For the first time, Fukushima Daiichi’s operator TEPCO says it is planning to pump contaminated water from the crippled nuclear plant and dump it into the ocean after processing it to remove radioactive materials.
Tokyo Electric Power Company (TEPCO), the operator of the
crippled nuclear plant, is in talks with government ministries
about the new plan, Japanese media reported on Thursday.
TEPCO has dumped water into the ocean numerous times after testing its safety. However, if this plan is approved, it will be the first time the company has released water that has already been contaminated.
The plan is aimed at battling the growing amounts of contaminated water accumulating in the plant’s buildings and to reduce the volume of groundwater that is flowing through the premises and becoming contaminated.
Some 400 tons of untainted groundwater are believed to be seeping into the buildings and mixing with toxic water generated in the process of cooling the crippled reactors on a daily basis.
The new plan would involve subdrains that were built around
buildings on the plant site. The 27 subdrains were originally
used to collect groundwater and release it into the ocean to
lower the groundwater level. Following the earthquake in March
2011, they were damaged and the groundwater started to get
TEPCO plans to repair the subdrains and create 15 additional ones to reduce the volumes of contaminated water to around 200 tons a day, or half the present level.
According to the plan, TEPCO is to remove radioactive cesium and strontium from the water and release it into the sea.
The Fukushima operator has submitted a request for approval to use the new equipment to the Nuclear Regulation Authority. TEPCO plans to start the process in the autumn.
Government authorities together with TEPCO officials visited local fisheries to explain the plan at the end of July, officials said, adding that they are waiting for the consent of local residents.
It will be difficult for TEPCO to receive approval for the plan,
as the utility has been fiercely criticized over its management
of Fukushima in the wake of the 2011 earthquake-triggered tsunami
that decimated the plant.
"Fishermen are sure to raise objections to the plan so it will be difficult to gain their understanding," an official said, as quoted by Asahi Shimbun. "The water close to the plant buildings is already contaminated."
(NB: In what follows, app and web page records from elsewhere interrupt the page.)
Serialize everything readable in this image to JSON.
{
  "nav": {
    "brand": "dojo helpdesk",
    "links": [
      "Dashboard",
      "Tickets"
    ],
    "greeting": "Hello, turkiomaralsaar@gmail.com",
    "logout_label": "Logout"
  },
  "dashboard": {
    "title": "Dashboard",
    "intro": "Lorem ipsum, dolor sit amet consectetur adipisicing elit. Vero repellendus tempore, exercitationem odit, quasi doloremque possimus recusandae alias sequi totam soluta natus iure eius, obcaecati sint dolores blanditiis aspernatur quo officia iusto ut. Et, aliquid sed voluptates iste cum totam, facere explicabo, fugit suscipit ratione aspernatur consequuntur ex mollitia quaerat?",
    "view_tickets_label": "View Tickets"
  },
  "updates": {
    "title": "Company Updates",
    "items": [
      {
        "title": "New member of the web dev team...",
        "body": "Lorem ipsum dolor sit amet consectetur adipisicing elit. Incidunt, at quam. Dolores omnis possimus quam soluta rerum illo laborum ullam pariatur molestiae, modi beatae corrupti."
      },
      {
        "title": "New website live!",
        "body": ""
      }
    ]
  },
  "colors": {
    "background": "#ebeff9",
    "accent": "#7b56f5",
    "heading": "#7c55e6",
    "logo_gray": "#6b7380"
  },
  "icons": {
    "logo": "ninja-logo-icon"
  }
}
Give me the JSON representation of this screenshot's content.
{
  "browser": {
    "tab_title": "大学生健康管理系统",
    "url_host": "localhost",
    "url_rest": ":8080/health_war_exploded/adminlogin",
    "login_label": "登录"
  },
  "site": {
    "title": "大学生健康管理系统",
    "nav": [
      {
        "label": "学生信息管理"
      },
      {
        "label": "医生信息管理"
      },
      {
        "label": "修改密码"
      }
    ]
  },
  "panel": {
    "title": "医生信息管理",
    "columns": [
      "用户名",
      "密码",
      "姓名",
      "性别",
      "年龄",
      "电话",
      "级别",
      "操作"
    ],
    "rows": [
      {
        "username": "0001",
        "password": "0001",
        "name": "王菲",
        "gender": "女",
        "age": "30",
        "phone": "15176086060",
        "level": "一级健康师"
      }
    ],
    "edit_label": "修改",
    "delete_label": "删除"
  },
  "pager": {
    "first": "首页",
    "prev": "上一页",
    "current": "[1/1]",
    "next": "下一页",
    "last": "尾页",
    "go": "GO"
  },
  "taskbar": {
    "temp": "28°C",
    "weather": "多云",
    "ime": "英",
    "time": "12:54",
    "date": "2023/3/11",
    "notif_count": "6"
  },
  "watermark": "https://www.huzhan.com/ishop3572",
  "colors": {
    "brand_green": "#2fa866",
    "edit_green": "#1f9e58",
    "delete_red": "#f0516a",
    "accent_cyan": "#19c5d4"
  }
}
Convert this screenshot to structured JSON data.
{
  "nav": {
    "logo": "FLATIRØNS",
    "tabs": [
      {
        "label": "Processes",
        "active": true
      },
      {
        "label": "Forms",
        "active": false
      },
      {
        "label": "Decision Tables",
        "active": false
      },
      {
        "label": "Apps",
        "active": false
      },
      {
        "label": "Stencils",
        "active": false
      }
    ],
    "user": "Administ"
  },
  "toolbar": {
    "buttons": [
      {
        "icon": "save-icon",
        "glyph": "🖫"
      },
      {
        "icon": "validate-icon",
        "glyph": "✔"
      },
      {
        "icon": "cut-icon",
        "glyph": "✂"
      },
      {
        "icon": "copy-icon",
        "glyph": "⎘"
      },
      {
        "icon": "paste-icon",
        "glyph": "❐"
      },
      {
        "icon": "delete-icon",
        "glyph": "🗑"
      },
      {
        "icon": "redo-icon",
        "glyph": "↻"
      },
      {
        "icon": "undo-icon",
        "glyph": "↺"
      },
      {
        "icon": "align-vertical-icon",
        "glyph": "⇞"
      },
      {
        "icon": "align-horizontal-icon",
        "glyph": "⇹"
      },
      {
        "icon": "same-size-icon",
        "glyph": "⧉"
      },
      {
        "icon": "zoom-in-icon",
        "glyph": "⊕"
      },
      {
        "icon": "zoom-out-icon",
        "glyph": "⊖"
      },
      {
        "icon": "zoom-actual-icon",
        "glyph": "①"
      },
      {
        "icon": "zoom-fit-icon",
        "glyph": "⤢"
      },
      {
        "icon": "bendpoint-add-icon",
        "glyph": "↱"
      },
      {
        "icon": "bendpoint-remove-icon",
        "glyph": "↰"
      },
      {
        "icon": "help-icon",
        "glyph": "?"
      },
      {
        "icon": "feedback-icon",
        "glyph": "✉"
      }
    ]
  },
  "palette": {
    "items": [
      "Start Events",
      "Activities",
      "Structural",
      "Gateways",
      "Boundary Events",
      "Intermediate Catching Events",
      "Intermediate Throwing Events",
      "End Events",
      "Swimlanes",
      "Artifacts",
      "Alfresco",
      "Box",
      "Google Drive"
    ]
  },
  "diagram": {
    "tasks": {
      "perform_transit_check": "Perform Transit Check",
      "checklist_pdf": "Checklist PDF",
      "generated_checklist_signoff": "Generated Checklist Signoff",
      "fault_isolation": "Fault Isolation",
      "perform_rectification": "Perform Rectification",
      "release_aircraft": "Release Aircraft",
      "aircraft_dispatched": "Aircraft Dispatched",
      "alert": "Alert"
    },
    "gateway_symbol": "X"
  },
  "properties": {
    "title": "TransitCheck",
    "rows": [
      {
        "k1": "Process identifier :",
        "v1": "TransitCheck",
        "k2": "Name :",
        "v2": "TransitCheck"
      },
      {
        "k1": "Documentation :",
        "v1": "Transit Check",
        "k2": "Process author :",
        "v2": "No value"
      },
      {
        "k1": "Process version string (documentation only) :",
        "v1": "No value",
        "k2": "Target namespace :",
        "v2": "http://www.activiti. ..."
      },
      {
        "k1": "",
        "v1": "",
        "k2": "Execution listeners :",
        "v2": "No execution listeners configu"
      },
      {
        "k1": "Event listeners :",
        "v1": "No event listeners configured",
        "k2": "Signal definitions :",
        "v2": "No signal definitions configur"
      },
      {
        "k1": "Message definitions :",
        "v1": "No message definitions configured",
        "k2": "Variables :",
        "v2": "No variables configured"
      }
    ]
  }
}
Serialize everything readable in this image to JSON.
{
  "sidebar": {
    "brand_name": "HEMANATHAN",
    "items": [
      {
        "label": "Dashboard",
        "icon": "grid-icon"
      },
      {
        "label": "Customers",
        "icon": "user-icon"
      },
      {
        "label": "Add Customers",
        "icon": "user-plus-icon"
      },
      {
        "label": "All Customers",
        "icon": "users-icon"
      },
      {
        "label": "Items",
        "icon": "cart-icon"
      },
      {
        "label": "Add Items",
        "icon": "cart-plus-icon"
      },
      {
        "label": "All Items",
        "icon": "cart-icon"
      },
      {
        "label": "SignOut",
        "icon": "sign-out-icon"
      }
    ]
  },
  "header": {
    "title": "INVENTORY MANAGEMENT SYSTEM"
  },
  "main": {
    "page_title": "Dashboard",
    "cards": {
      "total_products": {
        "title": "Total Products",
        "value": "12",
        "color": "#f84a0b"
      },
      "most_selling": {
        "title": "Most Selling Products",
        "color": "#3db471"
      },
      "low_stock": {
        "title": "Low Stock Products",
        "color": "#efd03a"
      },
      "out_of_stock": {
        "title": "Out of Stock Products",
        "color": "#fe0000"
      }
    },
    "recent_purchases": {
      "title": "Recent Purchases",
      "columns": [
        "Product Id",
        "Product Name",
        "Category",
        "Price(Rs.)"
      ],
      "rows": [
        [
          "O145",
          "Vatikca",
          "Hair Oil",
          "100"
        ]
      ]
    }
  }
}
In May, the company launched a groundwater bypass program aimed at pumping the groundwater at the uphill side of the facility and testing it for radiation, then flushing any uncontaminated water into the Pacific Ocean. The company has also been constructing an underground frozen soil wall to stop groundwater from reaching the plant.